**YOUR ASSIGNMENT**
When a line below contains the word "type", copy that line.

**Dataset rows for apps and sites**

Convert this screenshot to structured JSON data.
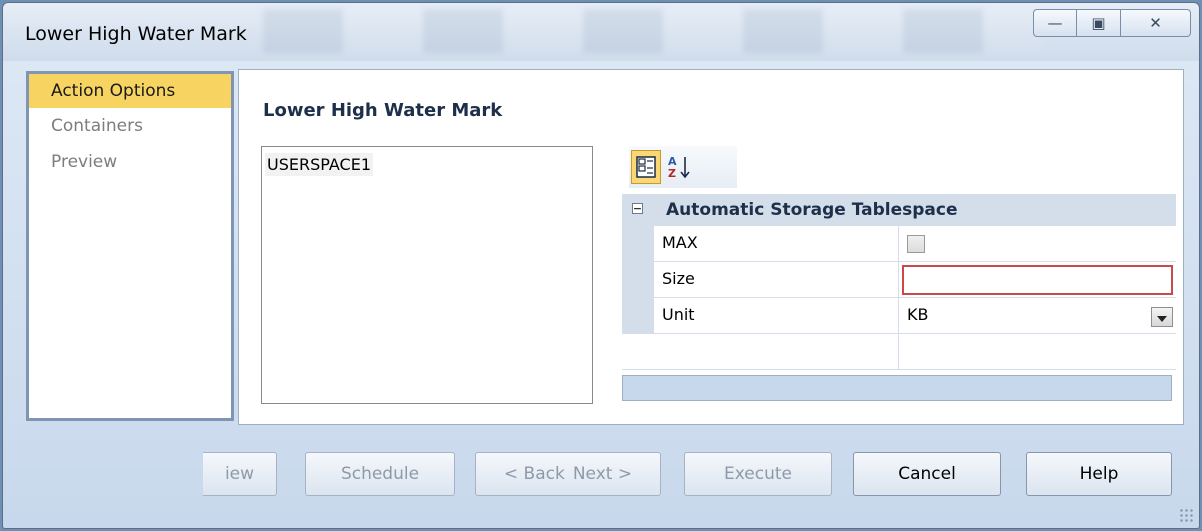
{
  "window": {
    "title": "Lower High Water Mark",
    "controls": {
      "minimize": "—",
      "maximize": "▣",
      "close": "✕"
    }
  },
  "nav": {
    "items": [
      {
        "label": "Action Options",
        "active": true
      },
      {
        "label": "Containers",
        "active": false
      },
      {
        "label": "Preview",
        "active": false
      }
    ]
  },
  "main": {
    "title": "Lower High Water Mark",
    "tablespaces": [
      "USERSPACE1"
    ]
  },
  "property_grid": {
    "toolbar": {
      "categorized_icon": "categorized-icon",
      "alphabetical_icon": "sort-az-icon"
    },
    "category": "Automatic Storage Tablespace",
    "rows": [
      {
        "name": "MAX",
        "type": "checkbox",
        "checked": false
      },
      {
        "name": "Size",
        "type": "text",
        "value": ""
      },
      {
        "name": "Unit",
        "type": "dropdown",
        "value": "KB"
      }
    ]
  },
  "buttons": {
    "preview": {
      "label": "iew",
      "enabled": false
    },
    "schedule": {
      "label": "Schedule",
      "enabled": false
    },
    "back": {
      "label": "< Back",
      "enabled": false
    },
    "next": {
      "label": "Next >",
      "enabled": false
    },
    "execute": {
      "label": "Execute",
      "enabled": false
    },
    "cancel": {
      "label": "Cancel",
      "enabled": true
    },
    "help": {
      "label": "Help",
      "enabled": true
    }
  },
  "colors": {
    "nav_active": "#f7d462",
    "category_band": "#d3deea",
    "size_invalid_border": "#c84a4a"
  }
}
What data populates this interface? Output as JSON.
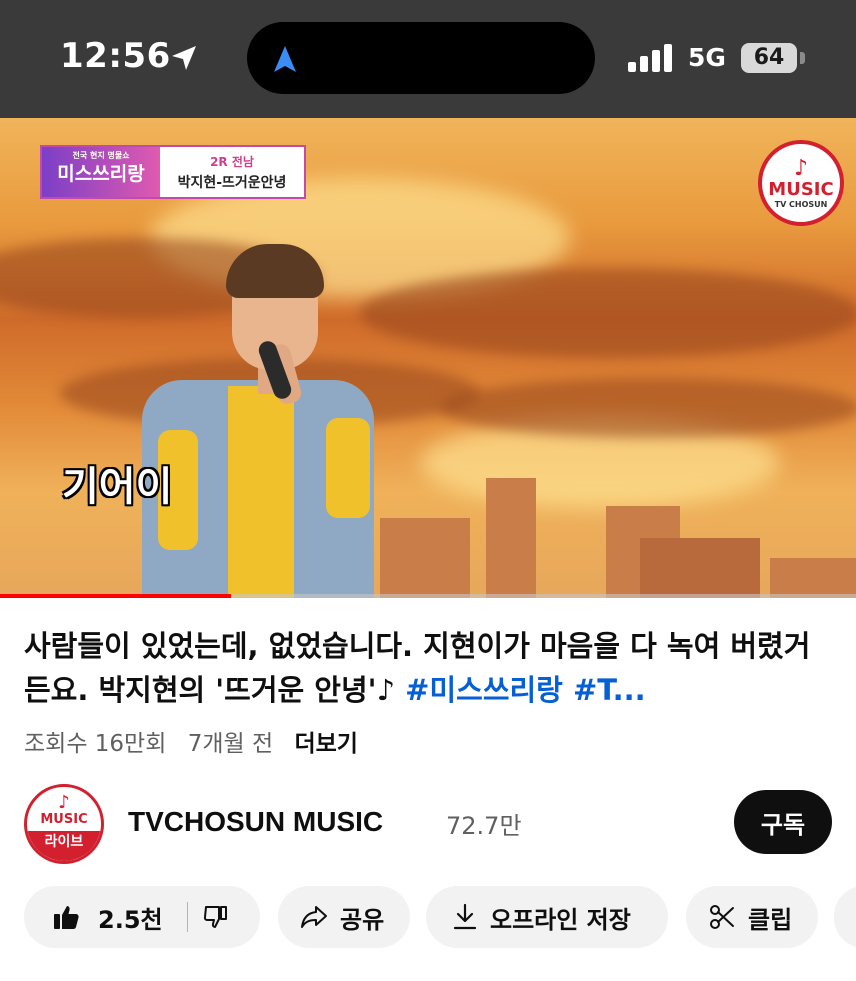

**RESPONSE BELOW**
        "type": "checkbox",
        "type": "text",
        "type": "dropdown",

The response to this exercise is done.